Engineers have successfully fired up a set of thrusters aboard the Voyager 1 spacecraft after 37 years without use; quite a feat considering the frigid and hostile environment of interstellar space where the spacecraft is currently located.
For the past three years, engineers have noticed that the "attitude control thrusters" onboard Voyager 1 – a thruster that controls the orientation of an object with respect to an inertial frame of reference – have been degrading.
These thrusters fire in tiny pulses, or "puffs," lasting mere milliseconds and Voyager uses them to subtly orient the spacecraft so that its antenna points back towards us so that it can communicate with Earth.
With correctly functioning thrusters, it would be possible to extend the life of Voyager 1 by two to three years, but as time goes on, the thrusters require more puffs to give off the same amount of energy.
At a distance of 20.8 billion kilometres (139.3 AU) from the Sun (as of August 2017) and with the potential for obtaining useful interplanetary, and possibly interstellar, fields, particles, and waves science data until around the year 2020 (or beyond), it makes sense to keep the spacecraft working properly for as long as possible.
Hoping to resolve the problem, the Voyager team assembled a group of propulsion experts at NASA's Jet Propulsion Laboratory, Pasadena, California, to study the situation.

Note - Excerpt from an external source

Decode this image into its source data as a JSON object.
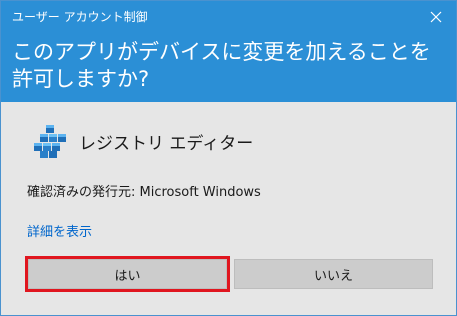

Their solution was to hand over the job of manoeuvring the spacecraft to a set of thrusters that had been dormant for 37 years.
"The Voyager flight team dug up decades-old data and examined the software that was coded in an outdated assembler language, to make sure we could safely test the thrusters," said Chris Jones, chief engineer at JPL.
The replacement to the attitude control thrusters are the TCM or ”trajectory correction manoeuvre" thrusters. These are identical in size and functionality to the other ones and are located on the back side of the spacecraft. However, they have not been used since Voyager’s last planetary encounter with Saturn in November 1980.
Back then, the TCM thrusters were used in a more continuous firing mode and they had never been used to orient the spacecraft.
After firing up the four TCM thrusters for the first time in 37 years to see if the spacecraft could be orientated using 10-millisecond pulses, the team waited 19 hours and 35 minutes as the signal travelled through space to reach an antenna in Goldstone, California, that is part of NASA's Deep Space Network.
Thankfully for those involved, the test was a success. "The Voyager team got more excited each time with each milestone in the thruster test. The mood was one of relief, joy and incredulity after witnessing these well-rested thrusters pick up the baton as if no time had passed at all," said Todd Barber, a JPL propulsion engineer.
The plan is to switch to the TCM thrusters in January, but to make the change Voyager has to turn on one heater per thruster, which requires power. The current power levels for the spacecraft are about 249 watts and Voyager get its electrical power from the decay of plutonium-238 stored in three Radioisotope Thermoelectric Generators (RTGs). Although the fuel should support some of the craft’s operations until 2025, the added functionality of firing up the thrusters is likely to deplete some of its power.
Nonetheless,the thruster test went so well that the team is likely to perform a similar test on the TCM thrusters for Voyager 1’s twin spacecraft, Voyager 2, when the time comes around. Voyager 2, which is headed away from the sun beneath the plane of the planets, is expected to enter interstellar space in the next few years.